*To do*
Write out every line below again exactly as it stands, skipping each image.

_____

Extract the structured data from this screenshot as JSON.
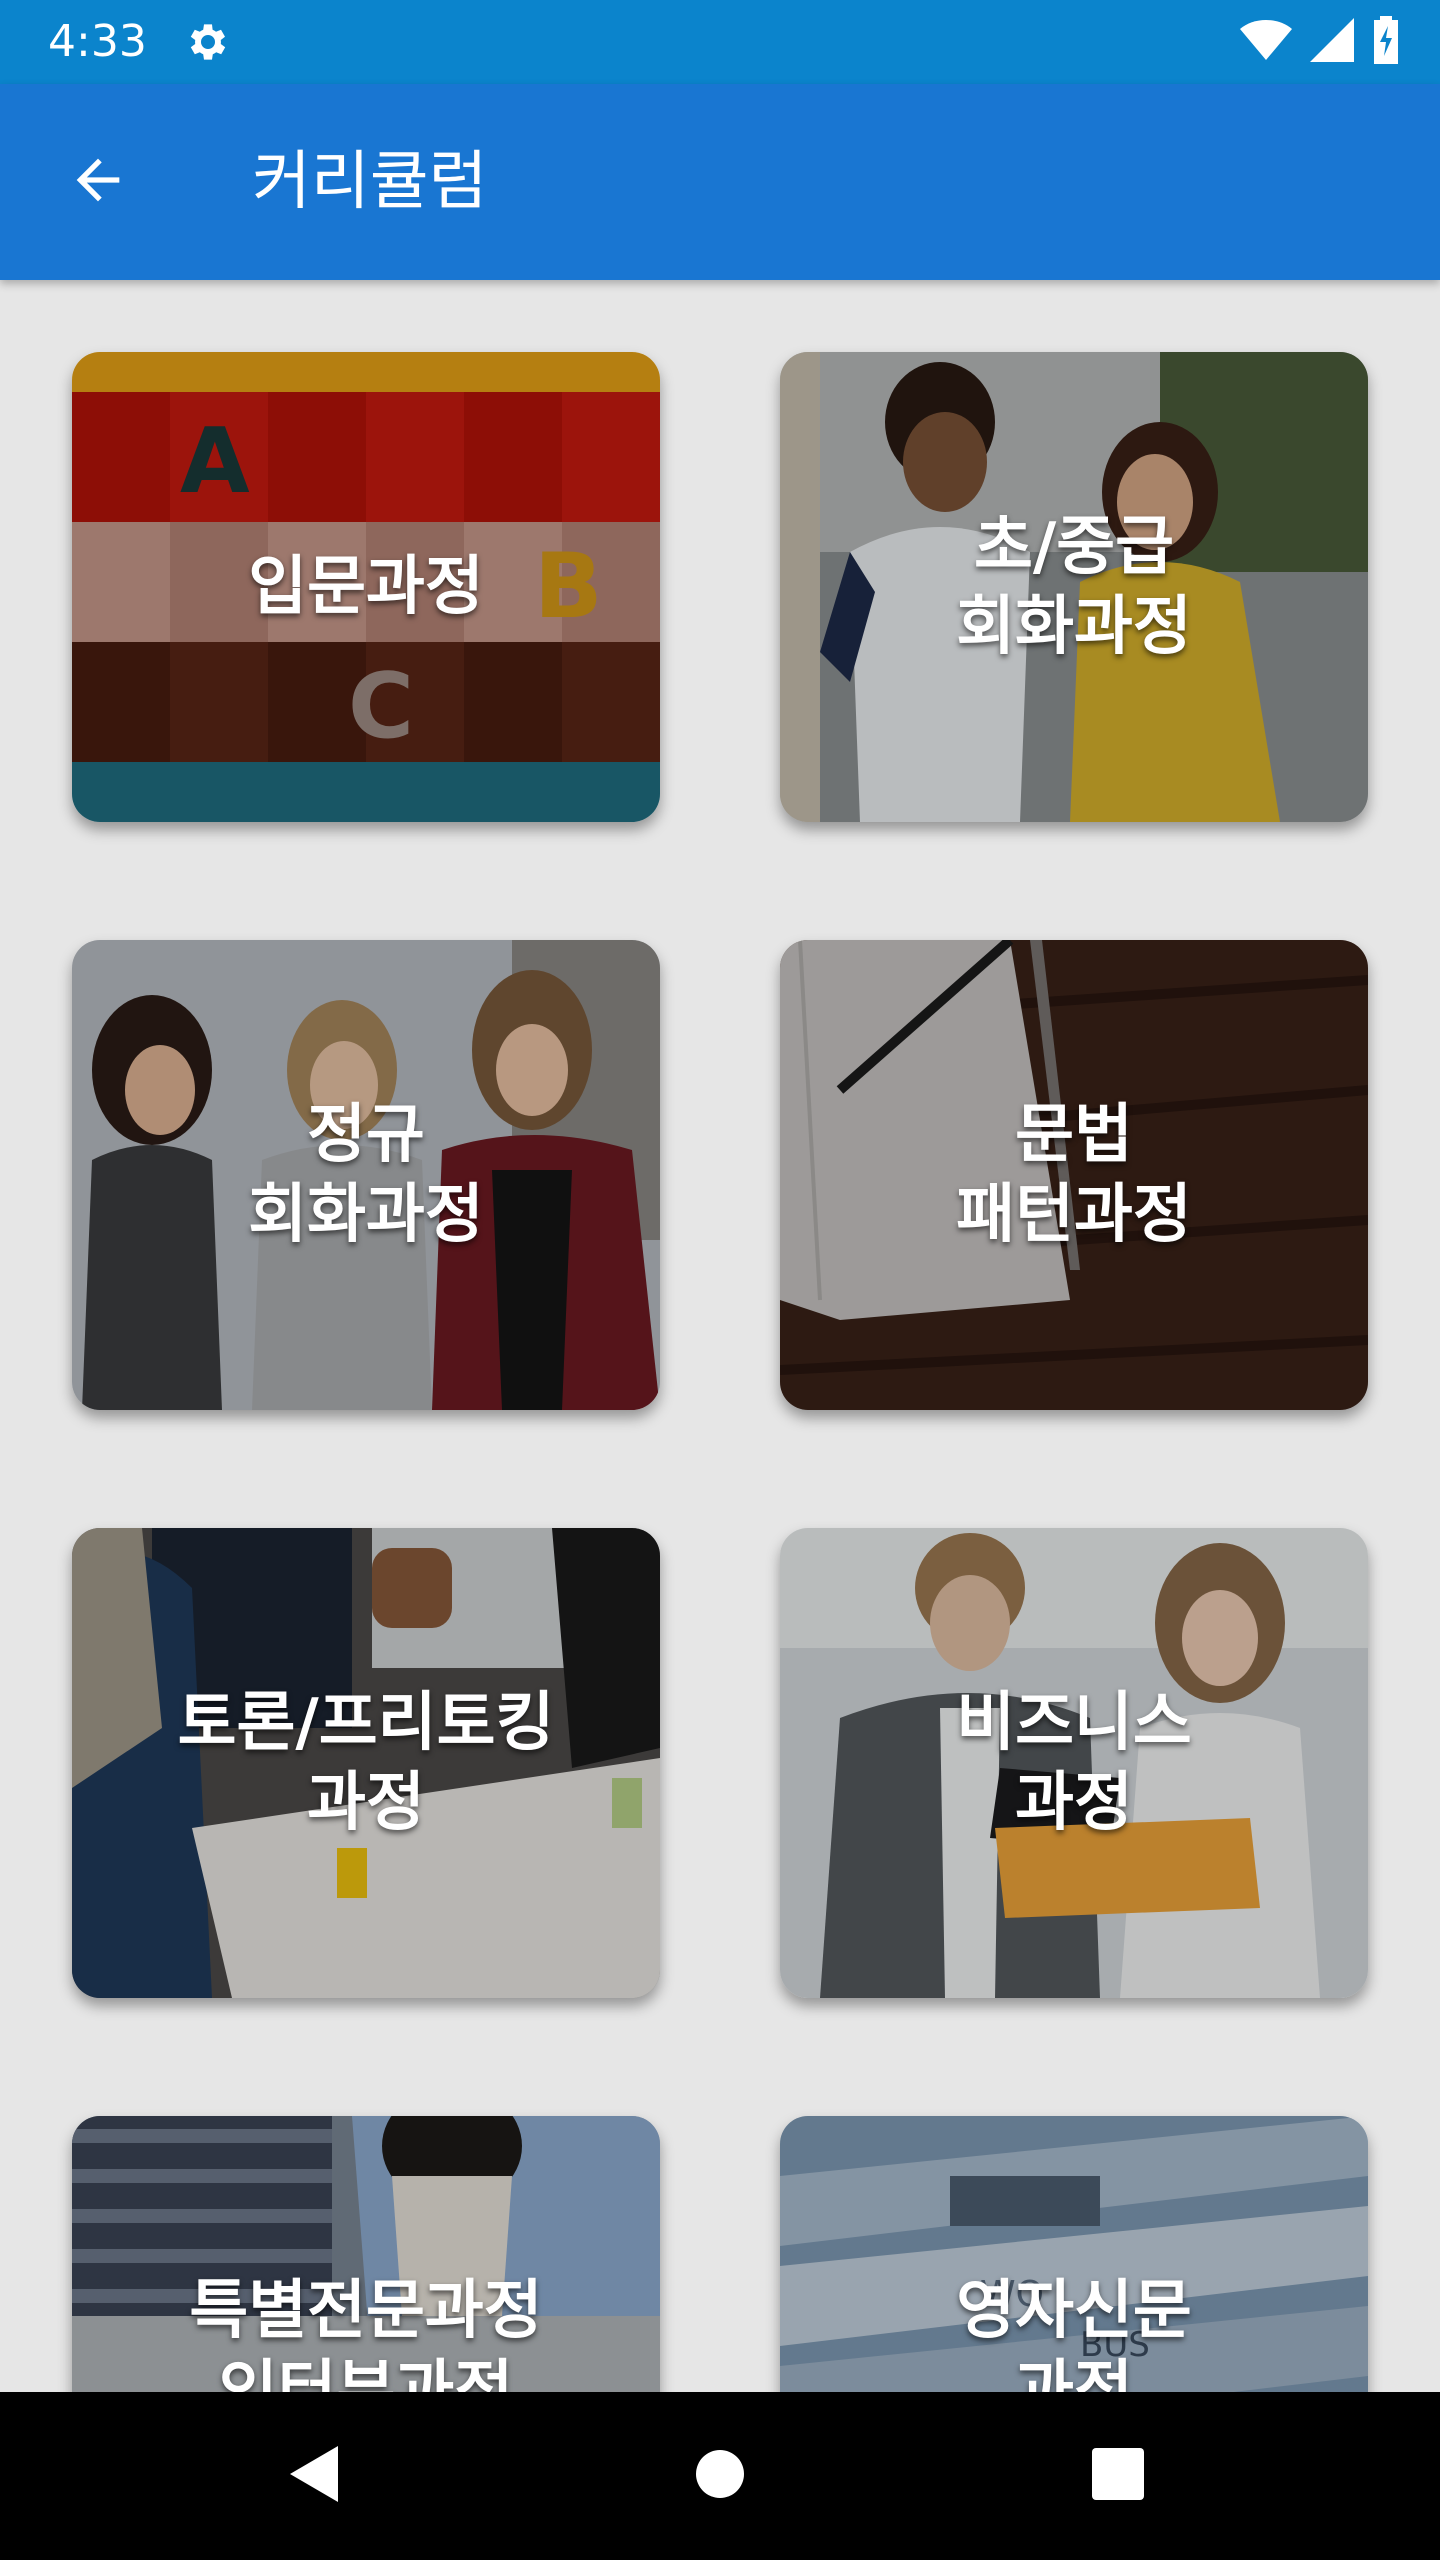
{
  "status_bar": {
    "time": "4:33",
    "icons": [
      "gear-icon",
      "wifi-icon",
      "cell-signal-icon",
      "battery-charging-icon"
    ]
  },
  "app_bar": {
    "title": "커리큘럼",
    "back_icon": "arrow-back-icon"
  },
  "colors": {
    "status_bar": "#0b84cc",
    "app_bar": "#1976d2",
    "background": "#e6e6e6",
    "nav_bar": "#000000"
  },
  "courses": [
    {
      "label": "입문과정",
      "photo": "abc-letter-blocks"
    },
    {
      "label": "초/중급\n회화과정",
      "photo": "two-students-talking"
    },
    {
      "label": "정규\n회화과정",
      "photo": "three-women-laughing"
    },
    {
      "label": "문법\n패턴과정",
      "photo": "notebook-on-wood"
    },
    {
      "label": "토론/프리토킹\n과정",
      "photo": "group-at-table"
    },
    {
      "label": "비즈니스\n과정",
      "photo": "business-people-documents"
    },
    {
      "label": "특별전문과정\n인터뷰과정",
      "photo": "students-with-laptop"
    },
    {
      "label": "영자신문\n과정",
      "photo": "newspapers"
    }
  ],
  "nav_bar": {
    "icons": [
      "back-triangle-icon",
      "home-circle-icon",
      "recents-square-icon"
    ]
  }
}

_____

*Reply to the exercise*
Extract the structured data from this screenshot as JSON.
{
  "status_bar": {
    "time": "4:33",
    "icons": [
      "gear-icon",
      "wifi-icon",
      "cell-signal-icon",
      "battery-charging-icon"
    ]
  },
  "app_bar": {
    "title": "커리큘럼",
    "back_icon": "arrow-back-icon"
  },
  "colors": {
    "status_bar": "#0b84cc",
    "app_bar": "#1976d2",
    "background": "#e6e6e6",
    "nav_bar": "#000000"
  },
  "courses": [
    {
      "label": "입문과정",
      "photo": "abc-letter-blocks"
    },
    {
      "label": "초/중급\n회화과정",
      "photo": "two-students-talking"
    },
    {
      "label": "정규\n회화과정",
      "photo": "three-women-laughing"
    },
    {
      "label": "문법\n패턴과정",
      "photo": "notebook-on-wood"
    },
    {
      "label": "토론/프리토킹\n과정",
      "photo": "group-at-table"
    },
    {
      "label": "비즈니스\n과정",
      "photo": "business-people-documents"
    },
    {
      "label": "특별전문과정\n인터뷰과정",
      "photo": "students-with-laptop"
    },
    {
      "label": "영자신문\n과정",
      "photo": "newspapers"
    }
  ],
  "nav_bar": {
    "icons": [
      "back-triangle-icon",
      "home-circle-icon",
      "recents-square-icon"
    ]
  }
}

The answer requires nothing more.